WHAT NEEDS TO BE DONE:
Could you print all the entries exactly?

RAW DATA:
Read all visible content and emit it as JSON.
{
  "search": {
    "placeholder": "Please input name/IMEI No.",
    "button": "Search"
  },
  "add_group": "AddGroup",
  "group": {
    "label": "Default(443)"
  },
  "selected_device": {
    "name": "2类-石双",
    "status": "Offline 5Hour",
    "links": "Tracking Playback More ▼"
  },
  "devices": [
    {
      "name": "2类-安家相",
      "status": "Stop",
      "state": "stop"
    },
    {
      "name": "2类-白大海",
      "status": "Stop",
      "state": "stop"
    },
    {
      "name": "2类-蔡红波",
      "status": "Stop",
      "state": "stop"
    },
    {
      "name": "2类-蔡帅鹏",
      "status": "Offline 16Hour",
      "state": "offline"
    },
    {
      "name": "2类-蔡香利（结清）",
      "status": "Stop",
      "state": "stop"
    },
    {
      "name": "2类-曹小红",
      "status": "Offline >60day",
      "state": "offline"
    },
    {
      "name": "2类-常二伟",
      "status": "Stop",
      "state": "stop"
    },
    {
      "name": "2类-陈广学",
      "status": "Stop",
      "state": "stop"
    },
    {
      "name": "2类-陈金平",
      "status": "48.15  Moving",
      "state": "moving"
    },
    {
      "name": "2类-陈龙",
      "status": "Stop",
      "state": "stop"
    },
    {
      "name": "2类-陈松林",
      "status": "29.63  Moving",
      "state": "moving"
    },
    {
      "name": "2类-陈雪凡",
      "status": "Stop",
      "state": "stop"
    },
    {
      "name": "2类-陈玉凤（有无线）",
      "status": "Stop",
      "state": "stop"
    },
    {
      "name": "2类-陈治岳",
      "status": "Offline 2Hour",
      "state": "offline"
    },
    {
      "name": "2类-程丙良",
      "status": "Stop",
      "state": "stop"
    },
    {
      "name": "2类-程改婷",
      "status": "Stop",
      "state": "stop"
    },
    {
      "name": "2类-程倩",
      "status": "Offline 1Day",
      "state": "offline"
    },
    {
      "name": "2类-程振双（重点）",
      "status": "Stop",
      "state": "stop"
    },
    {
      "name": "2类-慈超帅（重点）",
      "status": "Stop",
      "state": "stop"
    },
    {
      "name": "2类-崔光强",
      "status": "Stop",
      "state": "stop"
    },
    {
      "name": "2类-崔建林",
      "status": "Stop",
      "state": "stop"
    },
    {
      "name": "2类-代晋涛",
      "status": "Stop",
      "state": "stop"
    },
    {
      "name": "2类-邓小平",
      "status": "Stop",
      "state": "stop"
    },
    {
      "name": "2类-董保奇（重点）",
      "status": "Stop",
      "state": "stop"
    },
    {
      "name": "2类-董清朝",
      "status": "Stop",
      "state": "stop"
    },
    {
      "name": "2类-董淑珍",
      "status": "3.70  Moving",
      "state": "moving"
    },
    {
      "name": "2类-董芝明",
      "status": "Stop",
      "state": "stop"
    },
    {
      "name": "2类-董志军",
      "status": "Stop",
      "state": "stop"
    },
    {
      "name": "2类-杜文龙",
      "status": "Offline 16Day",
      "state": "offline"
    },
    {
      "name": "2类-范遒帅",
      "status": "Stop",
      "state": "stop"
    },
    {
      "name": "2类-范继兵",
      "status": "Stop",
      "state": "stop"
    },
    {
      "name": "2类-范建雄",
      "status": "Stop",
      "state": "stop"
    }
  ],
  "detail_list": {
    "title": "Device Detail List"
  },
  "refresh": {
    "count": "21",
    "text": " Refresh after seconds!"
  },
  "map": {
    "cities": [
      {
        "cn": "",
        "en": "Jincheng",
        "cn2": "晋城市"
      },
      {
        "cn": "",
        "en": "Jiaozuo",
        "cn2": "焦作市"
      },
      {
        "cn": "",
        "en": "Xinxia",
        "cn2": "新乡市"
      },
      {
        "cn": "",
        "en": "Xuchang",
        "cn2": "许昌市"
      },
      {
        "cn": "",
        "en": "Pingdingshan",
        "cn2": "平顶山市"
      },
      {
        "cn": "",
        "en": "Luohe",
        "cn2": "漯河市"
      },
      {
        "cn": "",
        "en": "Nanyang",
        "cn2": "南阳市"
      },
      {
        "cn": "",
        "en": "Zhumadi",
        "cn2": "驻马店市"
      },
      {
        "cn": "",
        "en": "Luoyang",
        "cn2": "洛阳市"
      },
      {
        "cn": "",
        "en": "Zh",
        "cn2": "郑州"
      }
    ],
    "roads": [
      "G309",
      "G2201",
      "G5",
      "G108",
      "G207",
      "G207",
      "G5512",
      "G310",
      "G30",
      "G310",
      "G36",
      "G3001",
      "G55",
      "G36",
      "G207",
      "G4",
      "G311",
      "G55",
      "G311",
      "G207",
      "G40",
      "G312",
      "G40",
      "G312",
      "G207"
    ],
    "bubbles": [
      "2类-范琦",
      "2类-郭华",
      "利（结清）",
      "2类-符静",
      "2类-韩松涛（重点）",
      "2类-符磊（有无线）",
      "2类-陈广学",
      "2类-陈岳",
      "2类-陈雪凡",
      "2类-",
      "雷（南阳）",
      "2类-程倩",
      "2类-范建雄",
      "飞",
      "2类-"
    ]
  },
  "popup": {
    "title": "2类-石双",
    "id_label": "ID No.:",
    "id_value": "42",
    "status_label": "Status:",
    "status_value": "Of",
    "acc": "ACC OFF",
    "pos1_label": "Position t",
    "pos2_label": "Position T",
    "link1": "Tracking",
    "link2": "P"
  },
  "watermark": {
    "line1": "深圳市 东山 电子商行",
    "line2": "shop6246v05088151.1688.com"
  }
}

TASK SOLUTION:
Read all visible content and emit it as JSON.
{
  "search": {
    "placeholder": "Please input name/IMEI No.",
    "button": "Search"
  },
  "add_group": "AddGroup",
  "group": {
    "label": "Default(443)"
  },
  "selected_device": {
    "name": "2类-石双",
    "status": "Offline 5Hour",
    "links": "Tracking Playback More ▼"
  },
  "devices": [
    {
      "name": "2类-安家相",
      "status": "Stop",
      "state": "stop"
    },
    {
      "name": "2类-白大海",
      "status": "Stop",
      "state": "stop"
    },
    {
      "name": "2类-蔡红波",
      "status": "Stop",
      "state": "stop"
    },
    {
      "name": "2类-蔡帅鹏",
      "status": "Offline 16Hour",
      "state": "offline"
    },
    {
      "name": "2类-蔡香利（结清）",
      "status": "Stop",
      "state": "stop"
    },
    {
      "name": "2类-曹小红",
      "status": "Offline >60day",
      "state": "offline"
    },
    {
      "name": "2类-常二伟",
      "status": "Stop",
      "state": "stop"
    },
    {
      "name": "2类-陈广学",
      "status": "Stop",
      "state": "stop"
    },
    {
      "name": "2类-陈金平",
      "status": "48.15  Moving",
      "state": "moving"
    },
    {
      "name": "2类-陈龙",
      "status": "Stop",
      "state": "stop"
    },
    {
      "name": "2类-陈松林",
      "status": "29.63  Moving",
      "state": "moving"
    },
    {
      "name": "2类-陈雪凡",
      "status": "Stop",
      "state": "stop"
    },
    {
      "name": "2类-陈玉凤（有无线）",
      "status": "Stop",
      "state": "stop"
    },
    {
      "name": "2类-陈治岳",
      "status": "Offline 2Hour",
      "state": "offline"
    },
    {
      "name": "2类-程丙良",
      "status": "Stop",
      "state": "stop"
    },
    {
      "name": "2类-程改婷",
      "status": "Stop",
      "state": "stop"
    },
    {
      "name": "2类-程倩",
      "status": "Offline 1Day",
      "state": "offline"
    },
    {
      "name": "2类-程振双（重点）",
      "status": "Stop",
      "state": "stop"
    },
    {
      "name": "2类-慈超帅（重点）",
      "status": "Stop",
      "state": "stop"
    },
    {
      "name": "2类-崔光强",
      "status": "Stop",
      "state": "stop"
    },
    {
      "name": "2类-崔建林",
      "status": "Stop",
      "state": "stop"
    },
    {
      "name": "2类-代晋涛",
      "status": "Stop",
      "state": "stop"
    },
    {
      "name": "2类-邓小平",
      "status": "Stop",
      "state": "stop"
    },
    {
      "name": "2类-董保奇（重点）",
      "status": "Stop",
      "state": "stop"
    },
    {
      "name": "2类-董清朝",
      "status": "Stop",
      "state": "stop"
    },
    {
      "name": "2类-董淑珍",
      "status": "3.70  Moving",
      "state": "moving"
    },
    {
      "name": "2类-董芝明",
      "status": "Stop",
      "state": "stop"
    },
    {
      "name": "2类-董志军",
      "status": "Stop",
      "state": "stop"
    },
    {
      "name": "2类-杜文龙",
      "status": "Offline 16Day",
      "state": "offline"
    },
    {
      "name": "2类-范遒帅",
      "status": "Stop",
      "state": "stop"
    },
    {
      "name": "2类-范继兵",
      "status": "Stop",
      "state": "stop"
    },
    {
      "name": "2类-范建雄",
      "status": "Stop",
      "state": "stop"
    }
  ],
  "detail_list": {
    "title": "Device Detail List"
  },
  "refresh": {
    "count": "21",
    "text": " Refresh after seconds!"
  },
  "map": {
    "cities": [
      {
        "cn": "",
        "en": "Jincheng",
        "cn2": "晋城市"
      },
      {
        "cn": "",
        "en": "Jiaozuo",
        "cn2": "焦作市"
      },
      {
        "cn": "",
        "en": "Xinxia",
        "cn2": "新乡市"
      },
      {
        "cn": "",
        "en": "Xuchang",
        "cn2": "许昌市"
      },
      {
        "cn": "",
        "en": "Pingdingshan",
        "cn2": "平顶山市"
      },
      {
        "cn": "",
        "en": "Luohe",
        "cn2": "漯河市"
      },
      {
        "cn": "",
        "en": "Nanyang",
        "cn2": "南阳市"
      },
      {
        "cn": "",
        "en": "Zhumadi",
        "cn2": "驻马店市"
      },
      {
        "cn": "",
        "en": "Luoyang",
        "cn2": "洛阳市"
      },
      {
        "cn": "",
        "en": "Zh",
        "cn2": "郑州"
      }
    ],
    "roads": [
      "G309",
      "G2201",
      "G5",
      "G108",
      "G207",
      "G207",
      "G5512",
      "G310",
      "G30",
      "G310",
      "G36",
      "G3001",
      "G55",
      "G36",
      "G207",
      "G4",
      "G311",
      "G55",
      "G311",
      "G207",
      "G40",
      "G312",
      "G40",
      "G312",
      "G207"
    ],
    "bubbles": [
      "2类-范琦",
      "2类-郭华",
      "利（结清）",
      "2类-符静",
      "2类-韩松涛（重点）",
      "2类-符磊（有无线）",
      "2类-陈广学",
      "2类-陈岳",
      "2类-陈雪凡",
      "2类-",
      "雷（南阳）",
      "2类-程倩",
      "2类-范建雄",
      "飞",
      "2类-"
    ]
  },
  "popup": {
    "title": "2类-石双",
    "id_label": "ID No.:",
    "id_value": "42",
    "status_label": "Status:",
    "status_value": "Of",
    "acc": "ACC OFF",
    "pos1_label": "Position t",
    "pos2_label": "Position T",
    "link1": "Tracking",
    "link2": "P"
  },
  "watermark": {
    "line1": "深圳市 东山 电子商行",
    "line2": "shop6246v05088151.1688.com"
  }
}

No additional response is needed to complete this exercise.